Scan the entries for "Predictor". Every line that holds it is to be copied.

### Listed records
⁂

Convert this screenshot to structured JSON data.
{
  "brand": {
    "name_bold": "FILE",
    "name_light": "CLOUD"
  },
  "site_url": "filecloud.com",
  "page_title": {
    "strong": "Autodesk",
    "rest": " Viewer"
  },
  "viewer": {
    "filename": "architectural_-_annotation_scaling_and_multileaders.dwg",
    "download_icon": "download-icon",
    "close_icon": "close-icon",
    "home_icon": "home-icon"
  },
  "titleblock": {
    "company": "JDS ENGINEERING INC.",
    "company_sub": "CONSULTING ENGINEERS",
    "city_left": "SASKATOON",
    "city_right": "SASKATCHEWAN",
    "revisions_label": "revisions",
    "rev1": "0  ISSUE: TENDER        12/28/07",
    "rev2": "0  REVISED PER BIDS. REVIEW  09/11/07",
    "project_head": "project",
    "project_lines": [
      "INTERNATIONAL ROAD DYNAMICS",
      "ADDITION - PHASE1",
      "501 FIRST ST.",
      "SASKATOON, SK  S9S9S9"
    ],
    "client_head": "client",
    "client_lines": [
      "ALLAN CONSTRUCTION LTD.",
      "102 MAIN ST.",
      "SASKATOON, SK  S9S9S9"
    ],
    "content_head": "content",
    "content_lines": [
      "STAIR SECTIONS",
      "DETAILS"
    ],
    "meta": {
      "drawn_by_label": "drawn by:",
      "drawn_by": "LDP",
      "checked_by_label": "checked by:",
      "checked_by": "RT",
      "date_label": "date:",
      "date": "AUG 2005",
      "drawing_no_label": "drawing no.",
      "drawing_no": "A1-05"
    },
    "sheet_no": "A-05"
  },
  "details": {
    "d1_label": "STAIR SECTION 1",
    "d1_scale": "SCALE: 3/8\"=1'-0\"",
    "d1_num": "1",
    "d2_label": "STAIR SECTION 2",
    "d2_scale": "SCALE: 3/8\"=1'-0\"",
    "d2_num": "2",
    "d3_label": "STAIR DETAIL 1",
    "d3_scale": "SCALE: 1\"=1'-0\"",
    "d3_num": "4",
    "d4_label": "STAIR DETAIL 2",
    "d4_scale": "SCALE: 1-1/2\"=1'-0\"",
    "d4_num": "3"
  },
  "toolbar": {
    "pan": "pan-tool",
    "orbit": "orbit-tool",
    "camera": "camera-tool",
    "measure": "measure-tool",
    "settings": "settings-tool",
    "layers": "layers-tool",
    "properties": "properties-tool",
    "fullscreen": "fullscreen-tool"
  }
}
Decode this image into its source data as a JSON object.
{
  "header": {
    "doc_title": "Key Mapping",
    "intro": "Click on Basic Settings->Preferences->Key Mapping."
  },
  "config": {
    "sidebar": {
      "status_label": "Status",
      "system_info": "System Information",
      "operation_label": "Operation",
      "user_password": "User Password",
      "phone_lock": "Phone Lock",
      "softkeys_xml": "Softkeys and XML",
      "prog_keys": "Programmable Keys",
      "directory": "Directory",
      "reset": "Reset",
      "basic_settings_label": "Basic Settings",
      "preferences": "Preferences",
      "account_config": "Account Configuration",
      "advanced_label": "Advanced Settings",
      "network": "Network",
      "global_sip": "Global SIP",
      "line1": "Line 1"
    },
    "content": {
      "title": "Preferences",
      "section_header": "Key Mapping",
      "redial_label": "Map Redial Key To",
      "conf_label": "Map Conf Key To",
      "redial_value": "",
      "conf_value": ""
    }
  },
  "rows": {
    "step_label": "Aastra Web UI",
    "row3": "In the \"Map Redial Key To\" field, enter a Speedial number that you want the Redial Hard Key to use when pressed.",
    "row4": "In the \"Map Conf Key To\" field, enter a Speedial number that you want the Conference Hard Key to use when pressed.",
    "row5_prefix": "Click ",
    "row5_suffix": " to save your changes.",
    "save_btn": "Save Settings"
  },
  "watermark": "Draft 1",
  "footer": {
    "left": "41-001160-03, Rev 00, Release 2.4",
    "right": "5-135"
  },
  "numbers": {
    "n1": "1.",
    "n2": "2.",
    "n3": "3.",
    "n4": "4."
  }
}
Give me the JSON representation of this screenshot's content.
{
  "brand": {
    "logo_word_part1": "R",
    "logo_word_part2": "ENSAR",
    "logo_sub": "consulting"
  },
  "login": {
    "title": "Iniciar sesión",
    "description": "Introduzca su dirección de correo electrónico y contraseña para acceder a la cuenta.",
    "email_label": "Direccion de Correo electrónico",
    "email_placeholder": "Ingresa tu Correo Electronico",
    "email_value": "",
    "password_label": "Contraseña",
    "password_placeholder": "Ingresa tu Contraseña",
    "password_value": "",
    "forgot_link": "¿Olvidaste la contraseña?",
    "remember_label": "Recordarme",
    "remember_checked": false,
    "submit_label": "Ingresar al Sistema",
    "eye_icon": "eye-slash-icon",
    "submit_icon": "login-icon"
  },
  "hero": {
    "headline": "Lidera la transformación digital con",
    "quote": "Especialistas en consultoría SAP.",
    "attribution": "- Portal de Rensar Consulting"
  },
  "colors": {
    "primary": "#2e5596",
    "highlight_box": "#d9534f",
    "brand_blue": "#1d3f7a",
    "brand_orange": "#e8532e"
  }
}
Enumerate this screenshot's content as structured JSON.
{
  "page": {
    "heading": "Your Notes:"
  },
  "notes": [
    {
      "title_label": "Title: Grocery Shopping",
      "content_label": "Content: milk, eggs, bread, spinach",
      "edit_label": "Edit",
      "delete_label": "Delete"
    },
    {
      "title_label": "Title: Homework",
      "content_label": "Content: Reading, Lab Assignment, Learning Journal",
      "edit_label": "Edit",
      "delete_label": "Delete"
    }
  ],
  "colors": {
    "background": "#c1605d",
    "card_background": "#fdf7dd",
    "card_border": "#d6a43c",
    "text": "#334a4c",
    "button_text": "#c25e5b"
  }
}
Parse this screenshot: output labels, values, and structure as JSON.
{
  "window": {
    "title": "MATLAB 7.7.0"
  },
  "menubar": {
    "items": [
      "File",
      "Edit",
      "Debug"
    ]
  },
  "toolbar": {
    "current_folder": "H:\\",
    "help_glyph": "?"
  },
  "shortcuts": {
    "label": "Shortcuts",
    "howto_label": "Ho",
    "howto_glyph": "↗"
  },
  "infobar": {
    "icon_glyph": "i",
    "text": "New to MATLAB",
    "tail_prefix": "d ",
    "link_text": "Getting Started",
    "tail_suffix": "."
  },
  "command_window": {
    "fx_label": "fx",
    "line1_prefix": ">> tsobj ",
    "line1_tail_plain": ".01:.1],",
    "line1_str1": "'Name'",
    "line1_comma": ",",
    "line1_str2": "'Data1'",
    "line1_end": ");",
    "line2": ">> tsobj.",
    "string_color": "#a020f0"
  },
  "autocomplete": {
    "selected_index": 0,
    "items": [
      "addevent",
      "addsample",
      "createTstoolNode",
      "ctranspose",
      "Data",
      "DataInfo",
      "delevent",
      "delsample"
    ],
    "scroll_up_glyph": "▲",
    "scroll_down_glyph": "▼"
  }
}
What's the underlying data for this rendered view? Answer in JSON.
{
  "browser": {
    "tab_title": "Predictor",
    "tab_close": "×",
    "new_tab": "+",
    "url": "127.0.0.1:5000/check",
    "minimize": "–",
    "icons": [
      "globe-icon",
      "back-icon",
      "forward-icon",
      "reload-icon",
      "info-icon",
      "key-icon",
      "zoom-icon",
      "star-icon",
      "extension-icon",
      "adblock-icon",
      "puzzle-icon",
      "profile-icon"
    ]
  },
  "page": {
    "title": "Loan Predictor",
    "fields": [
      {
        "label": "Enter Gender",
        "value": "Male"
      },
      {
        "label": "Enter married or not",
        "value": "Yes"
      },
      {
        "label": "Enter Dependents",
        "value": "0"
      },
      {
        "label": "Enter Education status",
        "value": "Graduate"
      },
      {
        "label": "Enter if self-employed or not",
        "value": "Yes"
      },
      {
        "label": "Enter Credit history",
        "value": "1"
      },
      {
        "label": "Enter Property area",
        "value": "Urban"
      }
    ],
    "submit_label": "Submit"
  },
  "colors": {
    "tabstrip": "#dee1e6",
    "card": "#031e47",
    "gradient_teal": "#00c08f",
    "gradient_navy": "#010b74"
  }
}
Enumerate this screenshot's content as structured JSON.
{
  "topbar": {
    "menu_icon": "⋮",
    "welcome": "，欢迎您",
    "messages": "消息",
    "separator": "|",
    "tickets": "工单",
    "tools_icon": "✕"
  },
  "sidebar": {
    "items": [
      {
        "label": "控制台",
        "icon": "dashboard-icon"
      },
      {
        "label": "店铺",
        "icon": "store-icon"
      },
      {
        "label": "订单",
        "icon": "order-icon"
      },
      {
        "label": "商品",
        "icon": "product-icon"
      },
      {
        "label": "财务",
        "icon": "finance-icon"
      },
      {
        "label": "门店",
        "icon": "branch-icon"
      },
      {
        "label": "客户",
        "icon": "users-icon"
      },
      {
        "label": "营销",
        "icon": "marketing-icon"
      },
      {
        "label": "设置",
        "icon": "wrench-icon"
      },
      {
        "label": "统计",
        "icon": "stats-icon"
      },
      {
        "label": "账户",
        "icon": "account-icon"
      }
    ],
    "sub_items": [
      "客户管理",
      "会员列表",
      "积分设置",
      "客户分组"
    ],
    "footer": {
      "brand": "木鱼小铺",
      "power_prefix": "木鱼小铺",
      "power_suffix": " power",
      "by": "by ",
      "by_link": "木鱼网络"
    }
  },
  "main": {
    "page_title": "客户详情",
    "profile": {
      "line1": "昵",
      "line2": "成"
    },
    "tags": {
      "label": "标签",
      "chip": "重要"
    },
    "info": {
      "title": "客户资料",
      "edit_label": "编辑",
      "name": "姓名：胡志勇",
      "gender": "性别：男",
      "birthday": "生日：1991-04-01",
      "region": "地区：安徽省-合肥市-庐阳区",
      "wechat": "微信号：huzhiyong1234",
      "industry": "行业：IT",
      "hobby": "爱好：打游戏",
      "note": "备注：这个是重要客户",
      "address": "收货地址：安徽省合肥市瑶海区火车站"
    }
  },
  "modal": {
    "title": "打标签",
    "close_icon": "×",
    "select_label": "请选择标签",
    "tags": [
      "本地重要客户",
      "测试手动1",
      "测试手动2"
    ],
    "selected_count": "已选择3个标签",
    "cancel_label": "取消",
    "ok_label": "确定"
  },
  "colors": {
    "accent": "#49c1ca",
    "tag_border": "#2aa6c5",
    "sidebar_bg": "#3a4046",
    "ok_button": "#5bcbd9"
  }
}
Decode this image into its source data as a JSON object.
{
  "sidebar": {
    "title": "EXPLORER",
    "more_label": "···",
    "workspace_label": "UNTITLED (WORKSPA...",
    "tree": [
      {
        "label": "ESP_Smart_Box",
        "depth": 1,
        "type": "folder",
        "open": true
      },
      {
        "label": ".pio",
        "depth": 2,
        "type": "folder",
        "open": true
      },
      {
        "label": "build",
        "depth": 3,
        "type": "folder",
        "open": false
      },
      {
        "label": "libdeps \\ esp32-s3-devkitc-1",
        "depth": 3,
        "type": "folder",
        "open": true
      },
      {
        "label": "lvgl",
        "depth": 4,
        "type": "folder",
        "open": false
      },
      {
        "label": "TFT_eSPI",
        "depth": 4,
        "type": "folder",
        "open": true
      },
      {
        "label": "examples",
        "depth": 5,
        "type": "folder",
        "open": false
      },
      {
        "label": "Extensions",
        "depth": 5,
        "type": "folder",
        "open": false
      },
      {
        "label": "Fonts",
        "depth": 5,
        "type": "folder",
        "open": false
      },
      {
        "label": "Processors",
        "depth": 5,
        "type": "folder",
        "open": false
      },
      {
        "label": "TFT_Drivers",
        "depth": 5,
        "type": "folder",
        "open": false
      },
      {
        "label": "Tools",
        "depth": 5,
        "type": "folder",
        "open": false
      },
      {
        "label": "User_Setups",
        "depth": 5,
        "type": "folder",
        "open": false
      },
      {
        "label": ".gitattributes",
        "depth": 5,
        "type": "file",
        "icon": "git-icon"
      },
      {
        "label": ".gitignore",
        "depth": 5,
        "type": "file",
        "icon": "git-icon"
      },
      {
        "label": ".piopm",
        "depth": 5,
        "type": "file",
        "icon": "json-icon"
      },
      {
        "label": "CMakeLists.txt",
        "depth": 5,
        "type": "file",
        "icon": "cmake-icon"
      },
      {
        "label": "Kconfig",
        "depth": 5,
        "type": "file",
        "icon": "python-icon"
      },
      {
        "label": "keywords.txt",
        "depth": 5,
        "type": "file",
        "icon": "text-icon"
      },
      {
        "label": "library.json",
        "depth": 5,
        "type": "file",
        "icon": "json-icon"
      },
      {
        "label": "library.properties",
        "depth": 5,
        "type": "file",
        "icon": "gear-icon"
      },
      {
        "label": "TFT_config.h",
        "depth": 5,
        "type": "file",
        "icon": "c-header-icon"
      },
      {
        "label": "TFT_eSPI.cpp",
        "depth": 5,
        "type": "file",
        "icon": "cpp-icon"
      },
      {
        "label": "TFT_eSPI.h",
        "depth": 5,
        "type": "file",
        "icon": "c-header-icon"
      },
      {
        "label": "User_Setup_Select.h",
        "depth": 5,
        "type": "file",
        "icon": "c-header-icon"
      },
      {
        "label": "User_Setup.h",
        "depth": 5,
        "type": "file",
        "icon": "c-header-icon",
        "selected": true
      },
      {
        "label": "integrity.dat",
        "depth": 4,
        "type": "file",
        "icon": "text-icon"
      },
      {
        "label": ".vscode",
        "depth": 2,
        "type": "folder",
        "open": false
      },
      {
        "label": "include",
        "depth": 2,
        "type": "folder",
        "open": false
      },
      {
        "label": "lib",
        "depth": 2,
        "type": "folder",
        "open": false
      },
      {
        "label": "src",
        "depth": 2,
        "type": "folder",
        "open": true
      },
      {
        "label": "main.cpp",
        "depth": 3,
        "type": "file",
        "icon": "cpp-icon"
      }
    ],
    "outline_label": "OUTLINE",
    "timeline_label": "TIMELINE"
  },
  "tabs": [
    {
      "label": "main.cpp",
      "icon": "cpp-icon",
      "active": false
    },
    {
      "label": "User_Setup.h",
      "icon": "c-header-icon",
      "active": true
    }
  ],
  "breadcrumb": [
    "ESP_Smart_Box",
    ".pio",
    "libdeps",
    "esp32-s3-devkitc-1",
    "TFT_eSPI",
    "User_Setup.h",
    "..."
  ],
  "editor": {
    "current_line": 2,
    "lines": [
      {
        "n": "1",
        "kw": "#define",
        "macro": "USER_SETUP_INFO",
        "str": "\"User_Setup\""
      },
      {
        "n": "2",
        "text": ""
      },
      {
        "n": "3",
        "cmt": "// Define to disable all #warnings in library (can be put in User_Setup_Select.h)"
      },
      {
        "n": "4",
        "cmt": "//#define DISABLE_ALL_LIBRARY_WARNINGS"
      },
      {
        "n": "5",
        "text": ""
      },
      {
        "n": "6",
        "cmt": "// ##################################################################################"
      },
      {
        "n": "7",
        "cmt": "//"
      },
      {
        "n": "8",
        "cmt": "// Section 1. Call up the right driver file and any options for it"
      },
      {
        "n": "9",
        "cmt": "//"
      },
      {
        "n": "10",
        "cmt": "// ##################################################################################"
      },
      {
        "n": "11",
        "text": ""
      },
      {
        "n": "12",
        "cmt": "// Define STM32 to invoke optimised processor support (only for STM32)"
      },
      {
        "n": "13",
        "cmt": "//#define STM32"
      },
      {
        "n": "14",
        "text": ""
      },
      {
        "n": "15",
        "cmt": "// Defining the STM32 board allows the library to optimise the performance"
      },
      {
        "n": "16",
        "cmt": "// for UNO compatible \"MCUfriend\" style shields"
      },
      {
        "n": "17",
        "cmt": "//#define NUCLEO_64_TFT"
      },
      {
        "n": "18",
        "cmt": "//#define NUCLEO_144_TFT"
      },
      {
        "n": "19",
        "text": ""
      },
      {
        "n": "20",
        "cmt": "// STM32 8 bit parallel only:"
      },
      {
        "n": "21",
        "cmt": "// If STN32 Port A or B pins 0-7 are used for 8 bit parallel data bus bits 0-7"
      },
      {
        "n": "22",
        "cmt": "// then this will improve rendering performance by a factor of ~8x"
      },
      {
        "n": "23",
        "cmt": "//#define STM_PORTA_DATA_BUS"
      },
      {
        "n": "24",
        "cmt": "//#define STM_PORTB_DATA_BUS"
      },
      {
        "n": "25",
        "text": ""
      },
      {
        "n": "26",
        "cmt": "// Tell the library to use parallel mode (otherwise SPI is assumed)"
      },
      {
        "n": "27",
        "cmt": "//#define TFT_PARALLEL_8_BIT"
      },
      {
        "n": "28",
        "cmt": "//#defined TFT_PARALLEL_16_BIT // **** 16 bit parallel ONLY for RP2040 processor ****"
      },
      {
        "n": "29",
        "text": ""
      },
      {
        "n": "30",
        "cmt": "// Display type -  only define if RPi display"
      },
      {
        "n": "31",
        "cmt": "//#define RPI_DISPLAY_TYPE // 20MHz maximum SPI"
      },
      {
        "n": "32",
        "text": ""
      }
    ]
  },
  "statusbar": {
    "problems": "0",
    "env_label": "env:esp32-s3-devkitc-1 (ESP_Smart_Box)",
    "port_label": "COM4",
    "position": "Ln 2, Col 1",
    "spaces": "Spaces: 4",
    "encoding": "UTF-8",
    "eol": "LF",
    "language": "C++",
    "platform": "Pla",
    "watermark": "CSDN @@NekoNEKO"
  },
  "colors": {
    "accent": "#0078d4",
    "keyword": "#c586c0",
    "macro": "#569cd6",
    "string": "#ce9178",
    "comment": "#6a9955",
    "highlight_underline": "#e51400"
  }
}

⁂

### Expected answer
    "tab_title": "Predictor",
    "title": "Loan Predictor",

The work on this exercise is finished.